Take care.Mac Book Pro 13, Mac OS X (10.6.6)
Currently Being ModeratedFeb 25, 2011 8:08 PM (in response to Humancapo)Read the data at http://marketingtactics.com/Speedmark/iMac (2.66i5,8GB), iMac (2.8i5,12GB), AirBook (1.6), iPad, Mac OS X (10.6.4), Brother HL-4070CDW, 4 iPods, OWC FW drives, G-Tech drive
Currently Being ModeratedFeb 25, 2011 10:39 PM (in response to thebairsden)I printed the Boot Camp setup guide on my new Macbook Pro and on page 3 the requirements do not mention XP or Vista.
It says: Windows 7 Home Premium, Professional, or Ultimate.
The alternative is virtualization, but if you need to run without VM/Parallels I don't have a suggestion for making XP or Vista work with boot camp on the MBP Early 11. Mentioning what I read in the setup guide should at least take some of the mystery out of it though.
Boot camp on the new Macbook Air is Windows 7 only as well.
As far as i5 or i7, it beats me, but I went with the i7 because it's the only difference between the two new 13's that can't be upgraded later!Macbook Pro 13 (Early 2011), Mac OS X (10.6.6)
Currently Being ModeratedFeb 27, 2011 2:31 PM (in response to Humancapo)Not a huge difference, but the i7 has a slightly larger cache.
Currently Being ModeratedMar 9, 2011 7:11 PM (in response to thebairsden)It appears the new 2011 line of MBP's DO NOT support Win XP (see http://support.apple.com/kb/HT4410).
I also exchanged a recently purchased 2010 2.4 Ghz MBP 13", where winclone was restored onto flawlessly and was then backed up, before I couldnt get it, a previous backup, or winxp to boot up on my 2011 MBP.
Unhappy with the lack of WinXP support and Apple's short notice, I think I'll still keep the 2011 version with the newer tech. Although, I am left asking some questions:
Just out of curiosity, why isn't WinXP supported on the 2011 MBP line?
How I can move my files from WinXP backup to a Windows 7 bootcamp partition (assuming I buy a copy)?Macbook Pro, Mac OS X (10.6.6), MBP 13" Intel i5 2.3 Ghz 4GB 320GB
Currently Being ModeratedMar 9, 2011 7:50 PM (in response to Humancapo)i am a frequent adobe suite user and just purchased the i5 13" its good, i mean macs hardly freeze on you, all you really need is 6gb + RAM and 500GB + hard-drive, you will be flying.Macbook PRO X, Mac OS X (10.6.6), OS Xi
Currently Being ModeratedAug 6, 2011 10:37 AM (in response to Humancapo)

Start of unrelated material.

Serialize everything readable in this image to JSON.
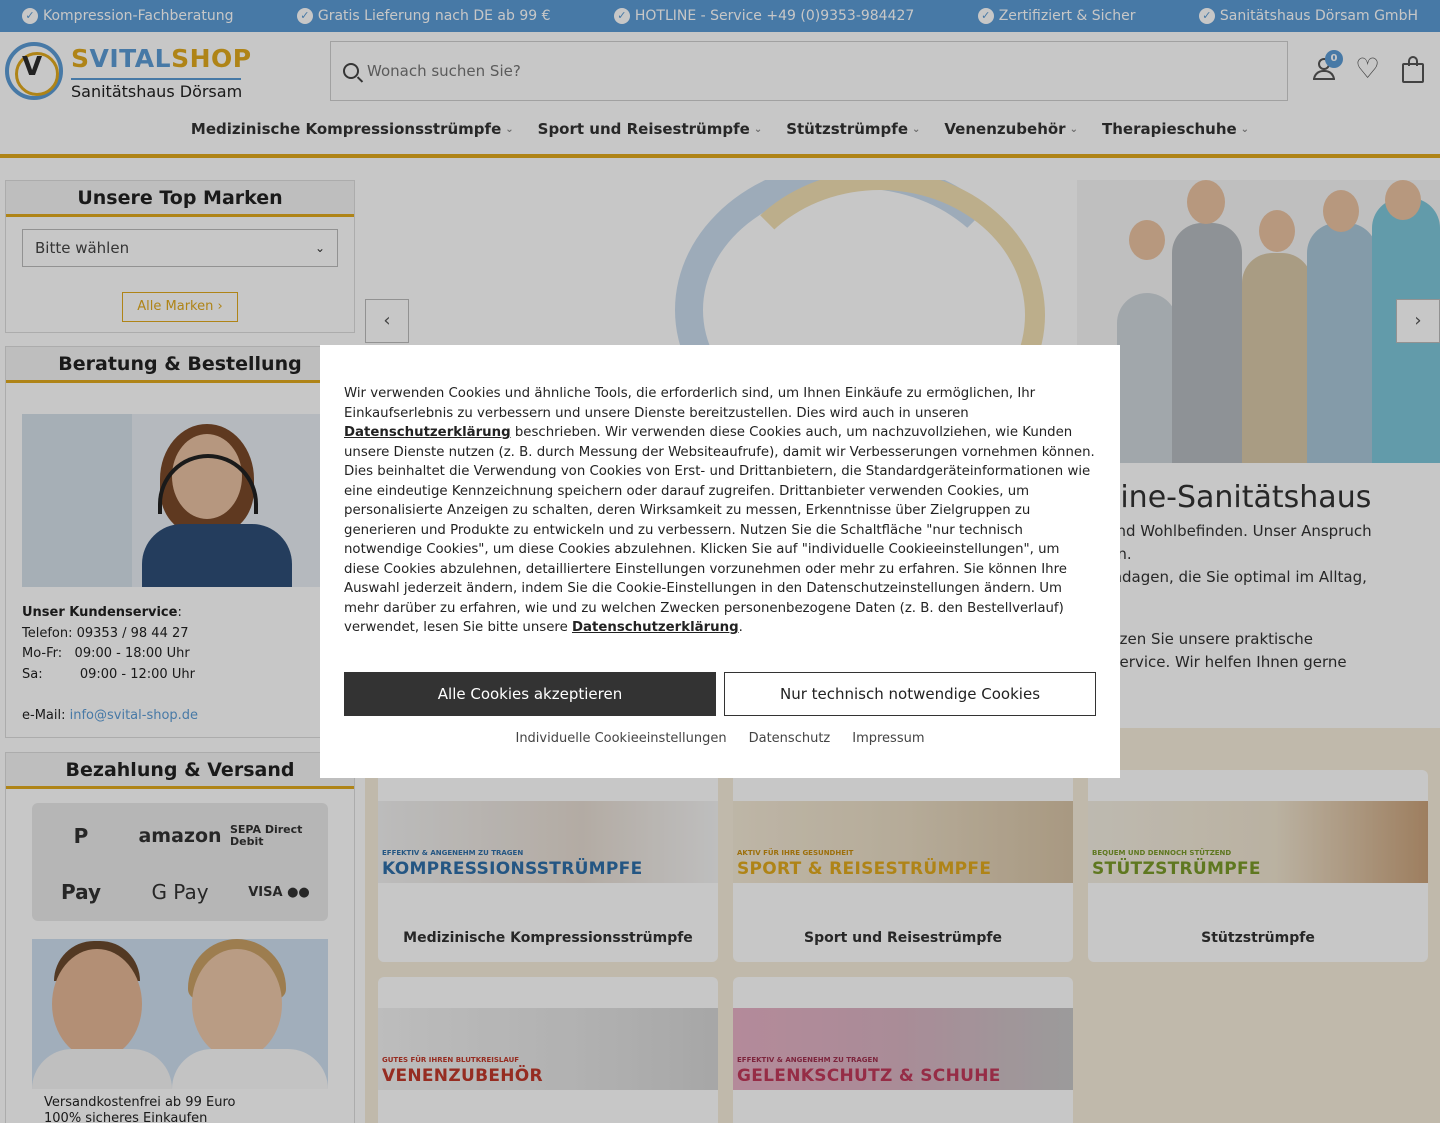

The biggest difference in benchmarking and day to day performance between the i5 and i7 MBP 13" isn't so much the processor as it is about hard drive performance. I owned the i7 version for a while, but returned it as I couldn't justify the high price in a machine that was just suplimenting some light duties away from my high end iMac. In picking up the i5 version, it was OK for speed, but really slowed down over the month I've been using it. I traced this back to the poorly performing Seagate 320 GB 5200 rpm drive. Now that I've upgraded that to a Hitachi 500 GB 7200, my boot time is 26 seconds -- identical to the i7 version. My 64 bit Geekbench testing has jumped from 5800 to 6450 -- a huge increase. And take note that the i7 version, with it's faster HD, clocks in around 6900 in geekbench.

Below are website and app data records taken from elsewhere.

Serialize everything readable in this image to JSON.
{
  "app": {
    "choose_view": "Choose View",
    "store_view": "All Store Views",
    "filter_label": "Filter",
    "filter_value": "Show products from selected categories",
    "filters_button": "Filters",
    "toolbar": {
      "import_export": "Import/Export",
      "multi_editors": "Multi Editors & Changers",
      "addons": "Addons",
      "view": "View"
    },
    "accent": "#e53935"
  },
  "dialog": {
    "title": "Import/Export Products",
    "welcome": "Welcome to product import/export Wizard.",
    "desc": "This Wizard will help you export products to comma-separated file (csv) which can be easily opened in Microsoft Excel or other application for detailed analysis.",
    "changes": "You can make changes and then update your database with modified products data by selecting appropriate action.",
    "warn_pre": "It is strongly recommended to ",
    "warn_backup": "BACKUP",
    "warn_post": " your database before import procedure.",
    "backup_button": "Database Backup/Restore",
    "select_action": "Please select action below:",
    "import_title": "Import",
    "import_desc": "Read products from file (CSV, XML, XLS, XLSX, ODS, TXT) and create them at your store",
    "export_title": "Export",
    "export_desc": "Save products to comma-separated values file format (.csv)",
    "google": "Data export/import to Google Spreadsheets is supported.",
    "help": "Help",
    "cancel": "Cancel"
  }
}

I picked the i5 MBP 13" up at MicroCenter in the states for just over a grand, and the hard drive replacment was around 60 bucks. I saved roughly 400 and got a machine thats 95% of the i7 version.